Earlier this month I attended the Second Annual Seacoast Anxiety Symposium, “the only educational event in the area focusing on the treatment of OCD and anxiety disorders.” Sponsored by Mountain Valley Treatment Center, the symposium brought together an array of OCD and anxiety experts from all over New England. Some of those experts were highly-trained clinicians and doctors seeking to learn from their peers and network toward the greater good of disseminating evidence-based treatment. One of those experts, however, was of a different variety. You see, Kate Brett lives with OCD.
Kate shared with us her story of coming to realize her symptoms fell under the umbrella of “extremely severe” OCD (prior to treatment she scored a staggering 38 out of 40 on the Y-BOCS OCD inventory). Upon receiving ERP treatment via a clinical study at the University of Pennsylvania’s Center for the Treatment and Study of Anxiety, her Y-BOCS score plummeted to an 8, an almost sub-clinical level of OCD, or “very mild symptoms.”
Part of Kate’s story was especially striking — she described meeting with a well-intentioned therapist who wanted to help, but who lacked the accurate therapeutic tools (namely, ERP and ACT) to successfully treat Kate’s OCD. This is a narrative I hear far too often in my own office — clients often relay stories of caring, well-meaning therapists who attempted to treat their OCD with talk therapy, relaxation techniques, breathing excercises, or logic. It only made their symptoms worse.
The next part of Kate’s story was even more harrowing: upon meeting with a psychiatrist for a medication evaluation, Kate was told that her harm OCD thoughts indicated she was a danger to those around her and, being a mandated reporter, the doctor then called Kate’s boyfriend to alert him that Kate presented a risk to his safety. Essentially, the doctor confirmed Kate’s worst fear: that she was a monster capable of hurting those around her.
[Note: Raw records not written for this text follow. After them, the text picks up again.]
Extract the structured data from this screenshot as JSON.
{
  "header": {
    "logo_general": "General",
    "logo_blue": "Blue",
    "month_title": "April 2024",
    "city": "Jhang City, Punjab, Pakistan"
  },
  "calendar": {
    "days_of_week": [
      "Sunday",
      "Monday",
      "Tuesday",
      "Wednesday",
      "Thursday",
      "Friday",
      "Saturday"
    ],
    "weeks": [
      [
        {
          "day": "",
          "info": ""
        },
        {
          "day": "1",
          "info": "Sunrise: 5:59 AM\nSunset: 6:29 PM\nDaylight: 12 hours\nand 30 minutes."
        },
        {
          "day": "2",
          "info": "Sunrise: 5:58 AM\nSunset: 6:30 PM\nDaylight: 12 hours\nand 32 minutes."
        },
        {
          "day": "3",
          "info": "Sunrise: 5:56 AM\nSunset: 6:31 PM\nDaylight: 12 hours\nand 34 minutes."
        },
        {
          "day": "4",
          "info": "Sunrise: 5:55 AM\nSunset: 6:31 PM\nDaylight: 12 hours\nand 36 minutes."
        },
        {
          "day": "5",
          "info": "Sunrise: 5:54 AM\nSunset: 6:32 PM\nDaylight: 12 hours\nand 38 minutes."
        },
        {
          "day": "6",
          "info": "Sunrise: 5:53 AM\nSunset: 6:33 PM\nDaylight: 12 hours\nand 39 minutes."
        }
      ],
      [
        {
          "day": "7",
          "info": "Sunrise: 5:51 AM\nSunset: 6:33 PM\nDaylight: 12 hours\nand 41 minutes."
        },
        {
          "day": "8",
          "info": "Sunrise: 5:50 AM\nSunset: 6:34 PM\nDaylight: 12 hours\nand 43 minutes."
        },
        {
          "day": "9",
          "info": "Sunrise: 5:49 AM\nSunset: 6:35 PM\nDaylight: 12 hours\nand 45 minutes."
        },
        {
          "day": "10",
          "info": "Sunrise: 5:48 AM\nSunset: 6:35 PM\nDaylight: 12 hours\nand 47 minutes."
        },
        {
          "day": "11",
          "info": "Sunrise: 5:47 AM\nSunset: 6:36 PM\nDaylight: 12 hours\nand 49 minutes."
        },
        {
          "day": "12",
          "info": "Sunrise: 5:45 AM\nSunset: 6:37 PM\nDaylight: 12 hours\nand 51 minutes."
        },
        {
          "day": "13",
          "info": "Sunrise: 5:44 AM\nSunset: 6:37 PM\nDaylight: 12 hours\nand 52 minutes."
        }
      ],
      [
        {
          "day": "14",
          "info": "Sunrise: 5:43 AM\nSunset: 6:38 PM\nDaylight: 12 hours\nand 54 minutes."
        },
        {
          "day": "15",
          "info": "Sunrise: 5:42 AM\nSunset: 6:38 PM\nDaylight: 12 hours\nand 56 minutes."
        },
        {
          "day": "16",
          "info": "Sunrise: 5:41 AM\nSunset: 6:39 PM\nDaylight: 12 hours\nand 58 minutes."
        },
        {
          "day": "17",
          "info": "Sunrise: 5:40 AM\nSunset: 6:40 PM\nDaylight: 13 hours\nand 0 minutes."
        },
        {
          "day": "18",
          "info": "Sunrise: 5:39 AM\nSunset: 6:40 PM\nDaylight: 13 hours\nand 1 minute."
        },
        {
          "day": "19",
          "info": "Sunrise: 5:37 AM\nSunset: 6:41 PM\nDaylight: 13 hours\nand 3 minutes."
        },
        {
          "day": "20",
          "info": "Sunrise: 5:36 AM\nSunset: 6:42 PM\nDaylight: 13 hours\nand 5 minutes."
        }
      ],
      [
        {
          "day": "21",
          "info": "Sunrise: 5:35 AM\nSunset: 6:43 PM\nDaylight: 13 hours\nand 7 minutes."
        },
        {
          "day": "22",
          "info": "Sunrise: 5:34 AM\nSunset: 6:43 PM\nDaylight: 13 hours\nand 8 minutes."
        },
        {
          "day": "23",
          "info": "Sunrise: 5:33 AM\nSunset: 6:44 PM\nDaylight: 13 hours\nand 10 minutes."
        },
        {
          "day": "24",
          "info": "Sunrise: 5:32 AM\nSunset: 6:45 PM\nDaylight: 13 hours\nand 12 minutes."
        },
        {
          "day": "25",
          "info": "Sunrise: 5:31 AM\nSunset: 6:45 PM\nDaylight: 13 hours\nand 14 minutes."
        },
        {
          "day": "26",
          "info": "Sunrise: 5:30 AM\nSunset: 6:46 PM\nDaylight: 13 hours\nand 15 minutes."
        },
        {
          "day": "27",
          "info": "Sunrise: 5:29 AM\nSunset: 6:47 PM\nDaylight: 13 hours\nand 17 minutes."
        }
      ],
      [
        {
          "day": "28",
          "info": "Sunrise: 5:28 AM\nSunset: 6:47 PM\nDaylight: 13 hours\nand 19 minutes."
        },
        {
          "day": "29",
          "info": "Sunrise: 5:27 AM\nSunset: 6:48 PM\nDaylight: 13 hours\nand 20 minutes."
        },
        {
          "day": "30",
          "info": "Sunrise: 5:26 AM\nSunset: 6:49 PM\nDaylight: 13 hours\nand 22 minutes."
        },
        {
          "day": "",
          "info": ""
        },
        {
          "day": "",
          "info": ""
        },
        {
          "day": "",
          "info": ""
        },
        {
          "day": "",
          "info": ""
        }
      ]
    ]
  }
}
While horrifying, Kate’s story is not an anomaly. I have met with parents who had CPS called on them because of post-partum OCD thoughts about harming their babies, and young men reported to the police for their pedophilia OCD thoughts. Of course, clinicians in the field of OCD know that “a thought is a just a thought” and that having a thought has about as much relevance to intention and behavior as “I’m a bottle of Windex” means that I am, in fact, a cleaning product. Humans have bizarre and meaningless thoughts all day long. Thoughts do not necessarily have any influence on one’s behavior.
Fortunately, for Kate, her boyfriend dismissed the doctor’s call for alarm and she later received accurate treatment which now allows her to live in a kind of resolved truce with her OCD. Kate understands that she has a chronic condition which will likely last her lifetime. She also understands what to do about it. Now, Kate has a passion for helping others struggling with OCD better understand their symptoms and find qualified help. She spoke of the first moment she saw a light in the dark: she was googling anything she could think of to find out why she was “losing her mind” and happened upon an article talking about “intrusive thoughts.” Kate recognized herself in the description of OCD. It was her first glimmer of hope in a time of much despair.
So, I asked Kate: “If you could design a blog post that would have helped you back then, what would it have been about?” Kate suggested a post about the many ways OCD can present — how it is not just about neatness and germaphobia.
I can’t go back in time and give this blog post to a younger version of Kate (oh, how I wish I could!). But, together, Kate and I can reach others and prevent the traumatization that happens all too often in the medical and psychiatric communities when people with OCD reach out for help.
Read Part II of this blog post here: Do I Have OCD?